• [What you need to do]:
Take every line in the entries that includes the word "this" and copy it.

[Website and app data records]
··········
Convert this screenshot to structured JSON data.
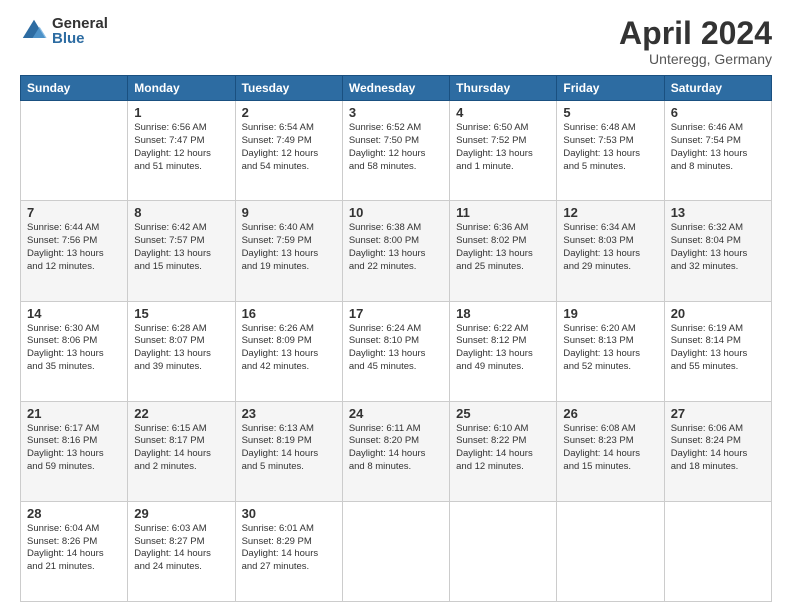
{
  "header": {
    "logo_general": "General",
    "logo_blue": "Blue",
    "month_title": "April 2024",
    "location": "Unteregg, Germany"
  },
  "weekdays": [
    "Sunday",
    "Monday",
    "Tuesday",
    "Wednesday",
    "Thursday",
    "Friday",
    "Saturday"
  ],
  "weeks": [
    [
      {
        "day": "",
        "info": ""
      },
      {
        "day": "1",
        "info": "Sunrise: 6:56 AM\nSunset: 7:47 PM\nDaylight: 12 hours\nand 51 minutes."
      },
      {
        "day": "2",
        "info": "Sunrise: 6:54 AM\nSunset: 7:49 PM\nDaylight: 12 hours\nand 54 minutes."
      },
      {
        "day": "3",
        "info": "Sunrise: 6:52 AM\nSunset: 7:50 PM\nDaylight: 12 hours\nand 58 minutes."
      },
      {
        "day": "4",
        "info": "Sunrise: 6:50 AM\nSunset: 7:52 PM\nDaylight: 13 hours\nand 1 minute."
      },
      {
        "day": "5",
        "info": "Sunrise: 6:48 AM\nSunset: 7:53 PM\nDaylight: 13 hours\nand 5 minutes."
      },
      {
        "day": "6",
        "info": "Sunrise: 6:46 AM\nSunset: 7:54 PM\nDaylight: 13 hours\nand 8 minutes."
      }
    ],
    [
      {
        "day": "7",
        "info": "Sunrise: 6:44 AM\nSunset: 7:56 PM\nDaylight: 13 hours\nand 12 minutes."
      },
      {
        "day": "8",
        "info": "Sunrise: 6:42 AM\nSunset: 7:57 PM\nDaylight: 13 hours\nand 15 minutes."
      },
      {
        "day": "9",
        "info": "Sunrise: 6:40 AM\nSunset: 7:59 PM\nDaylight: 13 hours\nand 19 minutes."
      },
      {
        "day": "10",
        "info": "Sunrise: 6:38 AM\nSunset: 8:00 PM\nDaylight: 13 hours\nand 22 minutes."
      },
      {
        "day": "11",
        "info": "Sunrise: 6:36 AM\nSunset: 8:02 PM\nDaylight: 13 hours\nand 25 minutes."
      },
      {
        "day": "12",
        "info": "Sunrise: 6:34 AM\nSunset: 8:03 PM\nDaylight: 13 hours\nand 29 minutes."
      },
      {
        "day": "13",
        "info": "Sunrise: 6:32 AM\nSunset: 8:04 PM\nDaylight: 13 hours\nand 32 minutes."
      }
    ],
    [
      {
        "day": "14",
        "info": "Sunrise: 6:30 AM\nSunset: 8:06 PM\nDaylight: 13 hours\nand 35 minutes."
      },
      {
        "day": "15",
        "info": "Sunrise: 6:28 AM\nSunset: 8:07 PM\nDaylight: 13 hours\nand 39 minutes."
      },
      {
        "day": "16",
        "info": "Sunrise: 6:26 AM\nSunset: 8:09 PM\nDaylight: 13 hours\nand 42 minutes."
      },
      {
        "day": "17",
        "info": "Sunrise: 6:24 AM\nSunset: 8:10 PM\nDaylight: 13 hours\nand 45 minutes."
      },
      {
        "day": "18",
        "info": "Sunrise: 6:22 AM\nSunset: 8:12 PM\nDaylight: 13 hours\nand 49 minutes."
      },
      {
        "day": "19",
        "info": "Sunrise: 6:20 AM\nSunset: 8:13 PM\nDaylight: 13 hours\nand 52 minutes."
      },
      {
        "day": "20",
        "info": "Sunrise: 6:19 AM\nSunset: 8:14 PM\nDaylight: 13 hours\nand 55 minutes."
      }
    ],
    [
      {
        "day": "21",
        "info": "Sunrise: 6:17 AM\nSunset: 8:16 PM\nDaylight: 13 hours\nand 59 minutes."
      },
      {
        "day": "22",
        "info": "Sunrise: 6:15 AM\nSunset: 8:17 PM\nDaylight: 14 hours\nand 2 minutes."
      },
      {
        "day": "23",
        "info": "Sunrise: 6:13 AM\nSunset: 8:19 PM\nDaylight: 14 hours\nand 5 minutes."
      },
      {
        "day": "24",
        "info": "Sunrise: 6:11 AM\nSunset: 8:20 PM\nDaylight: 14 hours\nand 8 minutes."
      },
      {
        "day": "25",
        "info": "Sunrise: 6:10 AM\nSunset: 8:22 PM\nDaylight: 14 hours\nand 12 minutes."
      },
      {
        "day": "26",
        "info": "Sunrise: 6:08 AM\nSunset: 8:23 PM\nDaylight: 14 hours\nand 15 minutes."
      },
      {
        "day": "27",
        "info": "Sunrise: 6:06 AM\nSunset: 8:24 PM\nDaylight: 14 hours\nand 18 minutes."
      }
    ],
    [
      {
        "day": "28",
        "info": "Sunrise: 6:04 AM\nSunset: 8:26 PM\nDaylight: 14 hours\nand 21 minutes."
      },
      {
        "day": "29",
        "info": "Sunrise: 6:03 AM\nSunset: 8:27 PM\nDaylight: 14 hours\nand 24 minutes."
      },
      {
        "day": "30",
        "info": "Sunrise: 6:01 AM\nSunset: 8:29 PM\nDaylight: 14 hours\nand 27 minutes."
      },
      {
        "day": "",
        "info": ""
      },
      {
        "day": "",
        "info": ""
      },
      {
        "day": "",
        "info": ""
      },
      {
        "day": "",
        "info": ""
      }
    ]
  ]
}
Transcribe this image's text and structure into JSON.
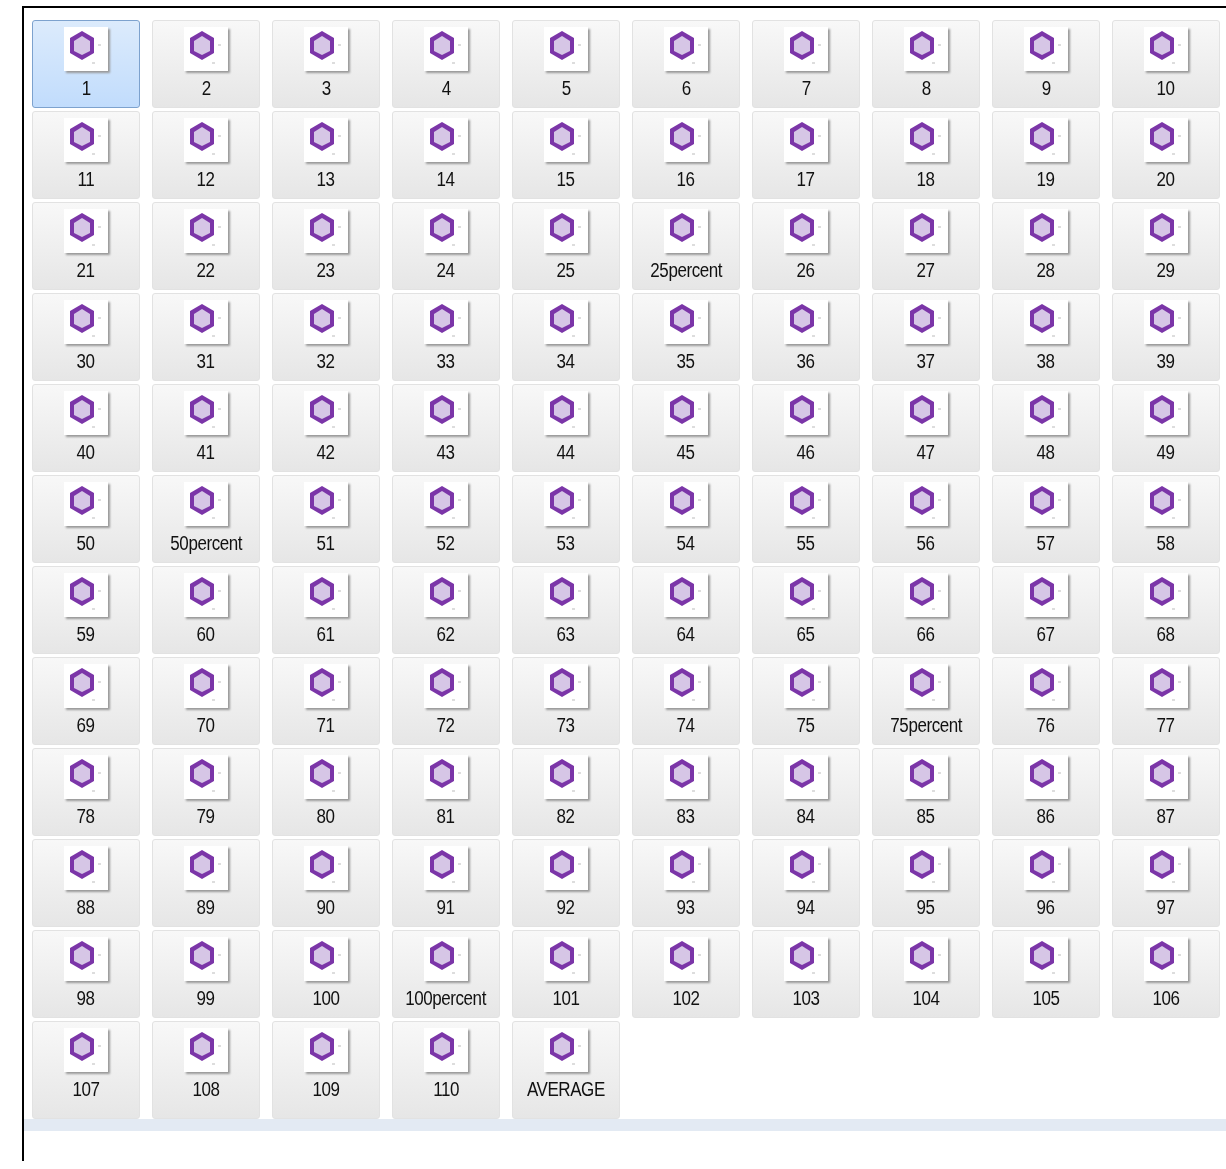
{
  "files": [
    {
      "label": "1",
      "selected": true
    },
    {
      "label": "2",
      "selected": false
    },
    {
      "label": "3",
      "selected": false
    },
    {
      "label": "4",
      "selected": false
    },
    {
      "label": "5",
      "selected": false
    },
    {
      "label": "6",
      "selected": false
    },
    {
      "label": "7",
      "selected": false
    },
    {
      "label": "8",
      "selected": false
    },
    {
      "label": "9",
      "selected": false
    },
    {
      "label": "10",
      "selected": false
    },
    {
      "label": "11",
      "selected": false
    },
    {
      "label": "12",
      "selected": false
    },
    {
      "label": "13",
      "selected": false
    },
    {
      "label": "14",
      "selected": false
    },
    {
      "label": "15",
      "selected": false
    },
    {
      "label": "16",
      "selected": false
    },
    {
      "label": "17",
      "selected": false
    },
    {
      "label": "18",
      "selected": false
    },
    {
      "label": "19",
      "selected": false
    },
    {
      "label": "20",
      "selected": false
    },
    {
      "label": "21",
      "selected": false
    },
    {
      "label": "22",
      "selected": false
    },
    {
      "label": "23",
      "selected": false
    },
    {
      "label": "24",
      "selected": false
    },
    {
      "label": "25",
      "selected": false
    },
    {
      "label": "25percent",
      "selected": false
    },
    {
      "label": "26",
      "selected": false
    },
    {
      "label": "27",
      "selected": false
    },
    {
      "label": "28",
      "selected": false
    },
    {
      "label": "29",
      "selected": false
    },
    {
      "label": "30",
      "selected": false
    },
    {
      "label": "31",
      "selected": false
    },
    {
      "label": "32",
      "selected": false
    },
    {
      "label": "33",
      "selected": false
    },
    {
      "label": "34",
      "selected": false
    },
    {
      "label": "35",
      "selected": false
    },
    {
      "label": "36",
      "selected": false
    },
    {
      "label": "37",
      "selected": false
    },
    {
      "label": "38",
      "selected": false
    },
    {
      "label": "39",
      "selected": false
    },
    {
      "label": "40",
      "selected": false
    },
    {
      "label": "41",
      "selected": false
    },
    {
      "label": "42",
      "selected": false
    },
    {
      "label": "43",
      "selected": false
    },
    {
      "label": "44",
      "selected": false
    },
    {
      "label": "45",
      "selected": false
    },
    {
      "label": "46",
      "selected": false
    },
    {
      "label": "47",
      "selected": false
    },
    {
      "label": "48",
      "selected": false
    },
    {
      "label": "49",
      "selected": false
    },
    {
      "label": "50",
      "selected": false
    },
    {
      "label": "50percent",
      "selected": false
    },
    {
      "label": "51",
      "selected": false
    },
    {
      "label": "52",
      "selected": false
    },
    {
      "label": "53",
      "selected": false
    },
    {
      "label": "54",
      "selected": false
    },
    {
      "label": "55",
      "selected": false
    },
    {
      "label": "56",
      "selected": false
    },
    {
      "label": "57",
      "selected": false
    },
    {
      "label": "58",
      "selected": false
    },
    {
      "label": "59",
      "selected": false
    },
    {
      "label": "60",
      "selected": false
    },
    {
      "label": "61",
      "selected": false
    },
    {
      "label": "62",
      "selected": false
    },
    {
      "label": "63",
      "selected": false
    },
    {
      "label": "64",
      "selected": false
    },
    {
      "label": "65",
      "selected": false
    },
    {
      "label": "66",
      "selected": false
    },
    {
      "label": "67",
      "selected": false
    },
    {
      "label": "68",
      "selected": false
    },
    {
      "label": "69",
      "selected": false
    },
    {
      "label": "70",
      "selected": false
    },
    {
      "label": "71",
      "selected": false
    },
    {
      "label": "72",
      "selected": false
    },
    {
      "label": "73",
      "selected": false
    },
    {
      "label": "74",
      "selected": false
    },
    {
      "label": "75",
      "selected": false
    },
    {
      "label": "75percent",
      "selected": false
    },
    {
      "label": "76",
      "selected": false
    },
    {
      "label": "77",
      "selected": false
    },
    {
      "label": "78",
      "selected": false
    },
    {
      "label": "79",
      "selected": false
    },
    {
      "label": "80",
      "selected": false
    },
    {
      "label": "81",
      "selected": false
    },
    {
      "label": "82",
      "selected": false
    },
    {
      "label": "83",
      "selected": false
    },
    {
      "label": "84",
      "selected": false
    },
    {
      "label": "85",
      "selected": false
    },
    {
      "label": "86",
      "selected": false
    },
    {
      "label": "87",
      "selected": false
    },
    {
      "label": "88",
      "selected": false
    },
    {
      "label": "89",
      "selected": false
    },
    {
      "label": "90",
      "selected": false
    },
    {
      "label": "91",
      "selected": false
    },
    {
      "label": "92",
      "selected": false
    },
    {
      "label": "93",
      "selected": false
    },
    {
      "label": "94",
      "selected": false
    },
    {
      "label": "95",
      "selected": false
    },
    {
      "label": "96",
      "selected": false
    },
    {
      "label": "97",
      "selected": false
    },
    {
      "label": "98",
      "selected": false
    },
    {
      "label": "99",
      "selected": false
    },
    {
      "label": "100",
      "selected": false
    },
    {
      "label": "100percent",
      "selected": false
    },
    {
      "label": "101",
      "selected": false
    },
    {
      "label": "102",
      "selected": false
    },
    {
      "label": "103",
      "selected": false
    },
    {
      "label": "104",
      "selected": false
    },
    {
      "label": "105",
      "selected": false
    },
    {
      "label": "106",
      "selected": false
    },
    {
      "label": "107",
      "selected": false
    },
    {
      "label": "108",
      "selected": false
    },
    {
      "label": "109",
      "selected": false
    },
    {
      "label": "110",
      "selected": false
    },
    {
      "label": "AVERAGE",
      "selected": false
    }
  ]
}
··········
• [Finished exercise]:
Convert this screenshot to structured JSON data.
Transcribe this image's text and structure into JSON.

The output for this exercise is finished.